Obama said he would maintain minimal U.S. military presence in Iraq to keep ISIS at bay. With the militant group being as impassioned and violent as they are, there is some speculation as to how the U.S. will effectively maintain order in the Middle East. That has led the belief that there will be increased reliance of military contractors and defense developers.
Fortune reported that a number of defense companies stand to get a large payday as a result of the brewing ISIS conflict. Being that Obama wants to avoid the use of ground troops, “the drone builders are going to have field day,” said Dov Zakheim, former Pentagon Comptroller.
General Atomics is one such builder. The company created the original Predator drone system and the Reaper air-to-ground attack system, both of which are heavily used in U.S. military air strike missions.
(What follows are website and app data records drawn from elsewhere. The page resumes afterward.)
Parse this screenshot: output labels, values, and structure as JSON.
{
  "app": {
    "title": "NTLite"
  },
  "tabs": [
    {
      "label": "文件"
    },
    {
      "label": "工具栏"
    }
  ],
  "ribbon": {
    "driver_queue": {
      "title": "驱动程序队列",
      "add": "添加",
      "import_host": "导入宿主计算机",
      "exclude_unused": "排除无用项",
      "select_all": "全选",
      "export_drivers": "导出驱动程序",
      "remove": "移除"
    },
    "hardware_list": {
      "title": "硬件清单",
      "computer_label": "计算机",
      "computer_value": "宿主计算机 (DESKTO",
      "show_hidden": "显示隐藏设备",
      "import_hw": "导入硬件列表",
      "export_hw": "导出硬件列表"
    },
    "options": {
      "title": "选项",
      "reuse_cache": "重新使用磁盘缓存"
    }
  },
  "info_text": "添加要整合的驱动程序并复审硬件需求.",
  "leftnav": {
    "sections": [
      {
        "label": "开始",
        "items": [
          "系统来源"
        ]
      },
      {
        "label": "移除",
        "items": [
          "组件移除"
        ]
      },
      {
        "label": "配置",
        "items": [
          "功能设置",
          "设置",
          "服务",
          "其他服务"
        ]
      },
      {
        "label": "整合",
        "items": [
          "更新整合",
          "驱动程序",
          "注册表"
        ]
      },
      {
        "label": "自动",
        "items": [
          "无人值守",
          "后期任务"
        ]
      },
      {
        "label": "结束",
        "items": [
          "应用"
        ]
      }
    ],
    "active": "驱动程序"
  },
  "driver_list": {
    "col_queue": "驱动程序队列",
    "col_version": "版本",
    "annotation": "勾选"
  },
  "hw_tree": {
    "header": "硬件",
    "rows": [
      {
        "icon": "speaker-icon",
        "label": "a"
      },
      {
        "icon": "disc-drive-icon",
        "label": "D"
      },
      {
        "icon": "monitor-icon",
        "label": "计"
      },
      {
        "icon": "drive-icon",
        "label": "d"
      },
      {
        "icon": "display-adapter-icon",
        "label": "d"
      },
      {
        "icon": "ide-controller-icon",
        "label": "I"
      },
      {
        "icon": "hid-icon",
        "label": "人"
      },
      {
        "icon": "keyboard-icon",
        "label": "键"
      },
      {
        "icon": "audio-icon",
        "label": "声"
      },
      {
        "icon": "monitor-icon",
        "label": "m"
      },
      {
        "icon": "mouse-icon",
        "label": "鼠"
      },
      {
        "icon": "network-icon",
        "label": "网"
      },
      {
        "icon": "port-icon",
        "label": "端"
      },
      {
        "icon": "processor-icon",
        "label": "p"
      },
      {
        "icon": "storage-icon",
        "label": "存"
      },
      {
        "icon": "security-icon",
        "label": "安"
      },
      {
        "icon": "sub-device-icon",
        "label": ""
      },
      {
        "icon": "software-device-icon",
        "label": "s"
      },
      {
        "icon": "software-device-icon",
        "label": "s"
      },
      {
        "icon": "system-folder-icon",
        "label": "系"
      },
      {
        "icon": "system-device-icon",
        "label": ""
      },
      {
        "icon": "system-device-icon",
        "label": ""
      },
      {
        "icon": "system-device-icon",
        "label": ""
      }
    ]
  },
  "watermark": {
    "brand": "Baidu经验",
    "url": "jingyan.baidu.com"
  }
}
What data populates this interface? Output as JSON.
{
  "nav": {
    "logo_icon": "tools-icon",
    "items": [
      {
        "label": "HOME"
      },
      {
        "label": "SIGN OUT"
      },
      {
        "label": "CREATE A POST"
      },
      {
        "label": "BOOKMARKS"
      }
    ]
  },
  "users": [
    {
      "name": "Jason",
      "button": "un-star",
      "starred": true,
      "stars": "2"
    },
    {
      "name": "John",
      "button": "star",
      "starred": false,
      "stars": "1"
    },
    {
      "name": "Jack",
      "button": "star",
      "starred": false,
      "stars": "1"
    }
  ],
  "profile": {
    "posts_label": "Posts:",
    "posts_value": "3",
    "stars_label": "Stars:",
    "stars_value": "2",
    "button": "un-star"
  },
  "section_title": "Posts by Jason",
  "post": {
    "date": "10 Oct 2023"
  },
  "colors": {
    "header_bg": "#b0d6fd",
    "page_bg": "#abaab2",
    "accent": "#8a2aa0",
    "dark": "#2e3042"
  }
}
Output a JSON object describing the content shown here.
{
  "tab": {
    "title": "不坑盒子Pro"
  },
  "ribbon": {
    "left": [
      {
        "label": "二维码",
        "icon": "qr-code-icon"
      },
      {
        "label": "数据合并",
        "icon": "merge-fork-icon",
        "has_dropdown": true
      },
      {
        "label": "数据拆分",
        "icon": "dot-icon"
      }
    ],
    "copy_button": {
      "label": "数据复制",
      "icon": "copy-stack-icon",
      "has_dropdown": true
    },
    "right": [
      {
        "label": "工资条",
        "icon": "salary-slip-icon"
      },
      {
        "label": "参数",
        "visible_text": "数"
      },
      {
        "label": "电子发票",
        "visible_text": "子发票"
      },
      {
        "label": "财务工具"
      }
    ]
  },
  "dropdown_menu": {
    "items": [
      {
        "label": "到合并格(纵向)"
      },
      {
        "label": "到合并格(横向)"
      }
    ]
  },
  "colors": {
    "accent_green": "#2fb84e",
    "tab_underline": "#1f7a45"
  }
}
Northrop Grumman, a big-time contractor for the U.S. military, creates landscape surveying equipment that the military will surely use for reconnaissance missions in the fight against ISIS.
Another company looking to reap the benefits of war for profit is Lockheed Martin, the avionics company that makes the Hellfire missile, which is fired from the Predator drone systems.
Since mid-June, anti-ISIS American military operations have cost the country around $600 million, and Obama is asking Congress for an additional $500 million to train and arm pro-America, Syrian rebels.
The opinions on the Beltway do not matter here. Whether politicians support or oppose military action in Iraq is a non-factor among the industrial military complex. Minimal ground troops? Defense contractors have money-making solutions for that. All-out ground war? Defense contractors have money-making solutions for that.
While soldiers in the Middle East are hearing gunshots and bomb explosions, the defense executives are hearing the ding of cash registers.